Nicola suggests utilising global trends such as the Indian Summer or Rainforest Canopy and fill rooms with opulence, rich with inspiration and a feel-good boost throughout.
From the moment you wake up in the bedroom, to relaxing in the living room on an evening, a range of colours will help induce every mood.
Choose a theme and have it referenced in each room from patterns to accessories but stop when you think it looks enough for your personal taste
Nicola says connect rooms by style, whether that be embracing all out tropical, or sophisticated understated luxury. Try showcasing your personality and stylistic preferences through one strong theme that ties together all the rooms of the house.
Alternatively, focus on a specific trend such as 1970s revival, and ensure that each space has an element of the era, from optical illusion graphics to bold statement colours and a general retro feel throughout.
Embrace the outdoors
One way of adding flow to your home is by connecting the indoors to the outdoors, after all, your garden or balcony is essentially another room and the space should not be left out of your flow plans.
Nicola suggests bringing the outside in throughout the spring and summer for a fresh and inviting look.
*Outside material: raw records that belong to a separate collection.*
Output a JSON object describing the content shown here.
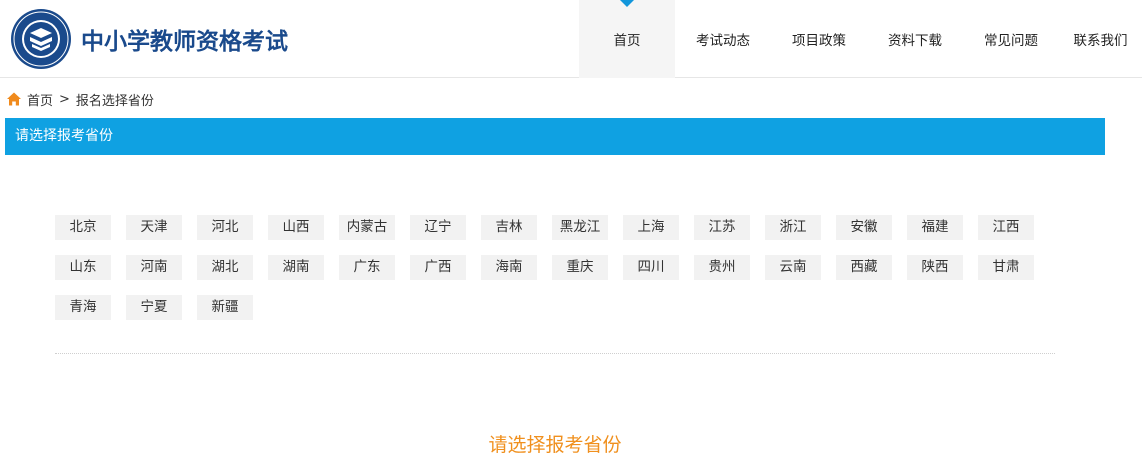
{
  "header": {
    "site_title": "中小学教师资格考试",
    "nav": [
      {
        "label": "首页",
        "active": true
      },
      {
        "label": "考试动态",
        "active": false
      },
      {
        "label": "项目政策",
        "active": false
      },
      {
        "label": "资料下载",
        "active": false
      },
      {
        "label": "常见问题",
        "active": false
      },
      {
        "label": "联系我们",
        "active": false
      }
    ]
  },
  "breadcrumb": {
    "home": "首页",
    "separator": ">",
    "current": "报名选择省份"
  },
  "section": {
    "title": "请选择报考省份"
  },
  "provinces": [
    "北京",
    "天津",
    "河北",
    "山西",
    "内蒙古",
    "辽宁",
    "吉林",
    "黑龙江",
    "上海",
    "江苏",
    "浙江",
    "安徽",
    "福建",
    "江西",
    "山东",
    "河南",
    "湖北",
    "湖南",
    "广东",
    "广西",
    "海南",
    "重庆",
    "四川",
    "贵州",
    "云南",
    "西藏",
    "陕西",
    "甘肃",
    "青海",
    "宁夏",
    "新疆"
  ],
  "prompt": "请选择报考省份",
  "colors": {
    "accent_blue": "#0fa1e2",
    "title_blue": "#1a4a8c",
    "prompt_orange": "#f0901e"
  }
}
Embrace flowers, stylish trees and a burst of colour to link the new season feel with any downstairs rooms.
If you are lucky enough to have a room that opens directly out onto a garden deck or patio, the choice of material or paint can help to visually connect the two spaces.
For example, the kitchen diner slate floor will appear to continue into the garden if you paint the deck dark grey, or the wooden floor will seamlessly melt into the deck if the wood tones are similar.
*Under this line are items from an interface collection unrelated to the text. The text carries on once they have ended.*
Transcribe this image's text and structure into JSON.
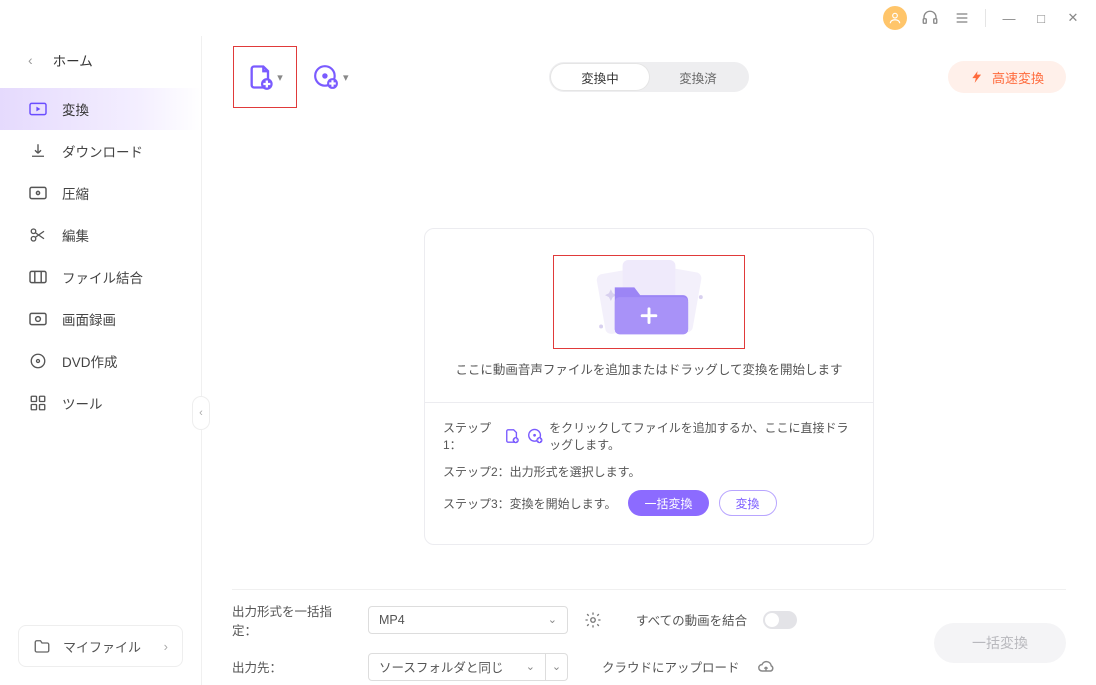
{
  "titlebar": {
    "minimize": "—",
    "maximize": "□",
    "close": "✕"
  },
  "home": {
    "label": "ホーム"
  },
  "nav": {
    "items": [
      {
        "label": "変換"
      },
      {
        "label": "ダウンロード"
      },
      {
        "label": "圧縮"
      },
      {
        "label": "編集"
      },
      {
        "label": "ファイル結合"
      },
      {
        "label": "画面録画"
      },
      {
        "label": "DVD作成"
      },
      {
        "label": "ツール"
      }
    ]
  },
  "myfiles": {
    "label": "マイファイル"
  },
  "tabs": {
    "active": "変換中",
    "inactive": "変換済"
  },
  "fast": {
    "label": "高速変換"
  },
  "dropzone": {
    "text": "ここに動画音声ファイルを追加またはドラッグして変換を開始します"
  },
  "steps": {
    "s1_pre": "ステップ1：",
    "s1_post": "をクリックしてファイルを追加するか、ここに直接ドラッグします。",
    "s2": "ステップ2：出力形式を選択します。",
    "s3": "ステップ3：変換を開始します。",
    "batch_btn": "一括変換",
    "convert_btn": "変換"
  },
  "footer": {
    "format_label": "出力形式を一括指定：",
    "format_value": "MP4",
    "merge_label": "すべての動画を結合",
    "dest_label": "出力先：",
    "dest_value": "ソースフォルダと同じ",
    "cloud_label": "クラウドにアップロード"
  },
  "big_button": "一括変換"
}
Or why not commit totally by using the same flooring inside and out, as there is now a good choice of floor tiles suitable for both indoor and outdoor use?
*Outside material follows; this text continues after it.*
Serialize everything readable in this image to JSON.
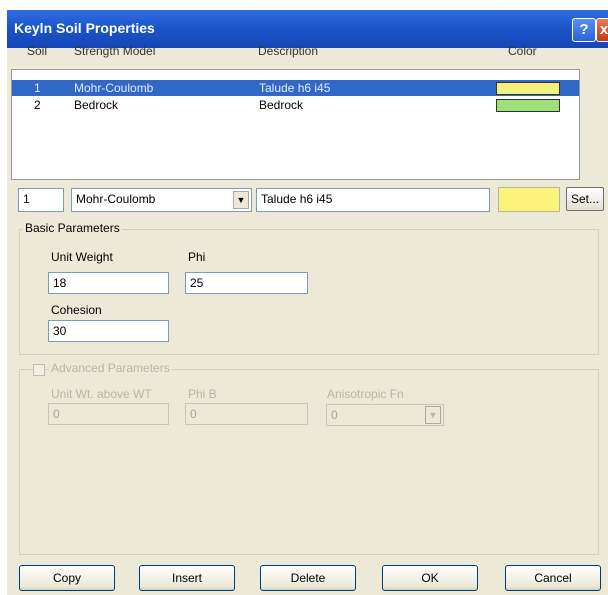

A good example of this is at the house that won the Cardiff region of BBC’s Best House in Town, although winner Miffy Shaw points out that it is important to build into the floor laying project a drainage slot, so any water doesn’t try and get in under the door.
And if there is a colour palette of tones running through your home, why not include the garden to reinforce that visual indoor outdoor connection.
There are now a good number of paint companies that offer wood, metal, plastic and masonry paint in a wide selection of colours, so extending visual flow out into the garden or balcony has never been easier.
Ponder the choice of flooring inside the home too when considering visual flow. Using the same flooring throughout a home, or between two rooms, will connect the decor on one of the main surfaces of the spaces.
It visually entices the eye on a journey from one space to another and is the bedrock of creating flow between spaces, such as in this gorgeous home near Libanus, Brecon currently for sale with estate agent The Modern House.
Family of texture
Maybe not as obvious a friend to creating flow as colour and pattern is the use of texture, but it can be just as effective.
Using the same ‘family’ of textures in different spaces can connect them. For example a nature based, rustic theme could contain stripped wood, clay pot accessories, natural materials such as wool, linen, cotton and rattan – they all add texture personality in each room from the same over-arching theme.
Maybe in a more modern scheme you might consider using metallics and high gloss surfaces mixed with smooth polished concrete as a texture group.
Or if high end luxury is more the style, then opulent and tactile textures like velvets, leather and suede mixed with classic metallics and crystal light fittings could be the way to go.
And finally, maybe just rearranging a few mirrors can be a magic trick to try. A well-placed mirror not just being practical and add to the interior design scheme in your home depending on the style.
But it can also reflect glimpses of rooms opposite or at an angle, making a simple mirror a simple way to connect. And don’t miss out on finding out about interior design to delightful dream homes, sign up to our twice weekly Amazing Welsh Homes newsletter and be kept up-to-date.